Background: In most ophthalmic surgeries, patients are conscious or semi-conscious, and hence, they may experience varying levels of anxiety during surgery. Objectives: The aim of this study was to evaluate the effects of an interdisciplinary supportive educational program on anxiety among patients undergoing cataract surgery (CS). Methods: This quasi-experimental study was carried out in February–August 2019 using a two-group pretest–posttest design. Participants were 64 patients with cataract who were referred to Feiz Hospital, Isfahan, Iran, for undergoing CS. They were consecutively recruited and randomly assigned to either a control or an intervention group. Data were collected using a demographic questionnaire and Spielberger State-Trait Anxiety Inventory. Participants in the intervention group received an interdisciplinary supportive educational intervention, while their counterparts in the control group received routine care services. State anxiety and trait anxiety were assessed both on the sampling day and after regaining full postoperative consciousness. Data analysis was done via the independent and the paired samples t-, the Mann–Whitney U-, and the Chi-square tests.

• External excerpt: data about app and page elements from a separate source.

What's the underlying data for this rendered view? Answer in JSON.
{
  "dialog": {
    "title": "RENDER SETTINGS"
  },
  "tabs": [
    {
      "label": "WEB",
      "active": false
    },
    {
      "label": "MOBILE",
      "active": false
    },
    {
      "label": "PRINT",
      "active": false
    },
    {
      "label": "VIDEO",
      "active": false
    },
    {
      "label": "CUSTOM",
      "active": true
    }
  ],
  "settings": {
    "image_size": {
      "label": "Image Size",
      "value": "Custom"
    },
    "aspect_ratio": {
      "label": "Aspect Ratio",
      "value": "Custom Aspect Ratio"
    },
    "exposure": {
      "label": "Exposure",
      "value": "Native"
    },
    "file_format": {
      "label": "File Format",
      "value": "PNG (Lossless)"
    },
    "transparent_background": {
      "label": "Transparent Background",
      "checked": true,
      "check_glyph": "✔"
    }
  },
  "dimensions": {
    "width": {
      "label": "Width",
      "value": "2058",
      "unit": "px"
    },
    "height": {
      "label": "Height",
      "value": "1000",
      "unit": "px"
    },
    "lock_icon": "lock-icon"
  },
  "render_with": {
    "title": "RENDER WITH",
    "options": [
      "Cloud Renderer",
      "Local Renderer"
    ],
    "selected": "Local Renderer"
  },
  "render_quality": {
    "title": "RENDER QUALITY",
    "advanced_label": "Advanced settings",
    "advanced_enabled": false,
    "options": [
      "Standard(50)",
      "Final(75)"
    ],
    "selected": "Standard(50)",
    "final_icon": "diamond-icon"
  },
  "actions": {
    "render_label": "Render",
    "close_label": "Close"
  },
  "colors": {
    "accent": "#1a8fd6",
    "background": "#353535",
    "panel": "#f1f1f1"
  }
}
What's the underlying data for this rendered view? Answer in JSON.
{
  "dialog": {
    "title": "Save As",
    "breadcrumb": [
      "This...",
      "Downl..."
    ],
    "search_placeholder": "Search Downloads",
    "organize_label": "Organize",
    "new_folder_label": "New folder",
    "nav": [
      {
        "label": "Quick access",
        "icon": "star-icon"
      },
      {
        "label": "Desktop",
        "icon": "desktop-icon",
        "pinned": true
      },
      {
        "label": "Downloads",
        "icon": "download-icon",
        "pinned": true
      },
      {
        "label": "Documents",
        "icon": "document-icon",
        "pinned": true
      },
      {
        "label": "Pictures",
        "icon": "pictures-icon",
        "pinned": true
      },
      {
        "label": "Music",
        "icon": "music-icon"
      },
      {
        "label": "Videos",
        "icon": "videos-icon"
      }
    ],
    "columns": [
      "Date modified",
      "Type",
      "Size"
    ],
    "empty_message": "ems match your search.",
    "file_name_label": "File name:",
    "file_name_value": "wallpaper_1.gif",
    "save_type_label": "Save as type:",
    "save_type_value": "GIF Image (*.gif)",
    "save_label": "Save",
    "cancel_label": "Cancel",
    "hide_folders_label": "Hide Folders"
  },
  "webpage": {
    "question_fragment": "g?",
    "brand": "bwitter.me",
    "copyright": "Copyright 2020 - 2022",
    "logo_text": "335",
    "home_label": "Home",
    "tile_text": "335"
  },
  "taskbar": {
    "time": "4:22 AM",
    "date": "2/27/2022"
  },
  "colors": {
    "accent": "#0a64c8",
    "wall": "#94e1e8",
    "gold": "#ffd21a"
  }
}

Results: There were no statistically significant differences between the intervention and the control groups respecting the pretest mean scores of state anxiety (35.25 ± 8.51 vs. 35.72 ± 9.43; P = 0.83) and trait anxiety (38.25 ± 7.002 vs. 39.16 ± 8.58; P = 0.64). However, there were statistically significant differences between the groups regarding the posttest mean scores of state anxiety (28.66 ± 10.39 vs. 34.84 ± 9.36; P = 0.02) and trait anxiety (31.76 ± 8.51 vs. 38.13 ± 10.29; P = 0.01). Conclusion: As a simple and inexpensive intervention, an interdisciplinary supportive and educational program through both face-to-face communication and telecommunication methods is effective in significantly reducing anxiety among patients undergoing CS.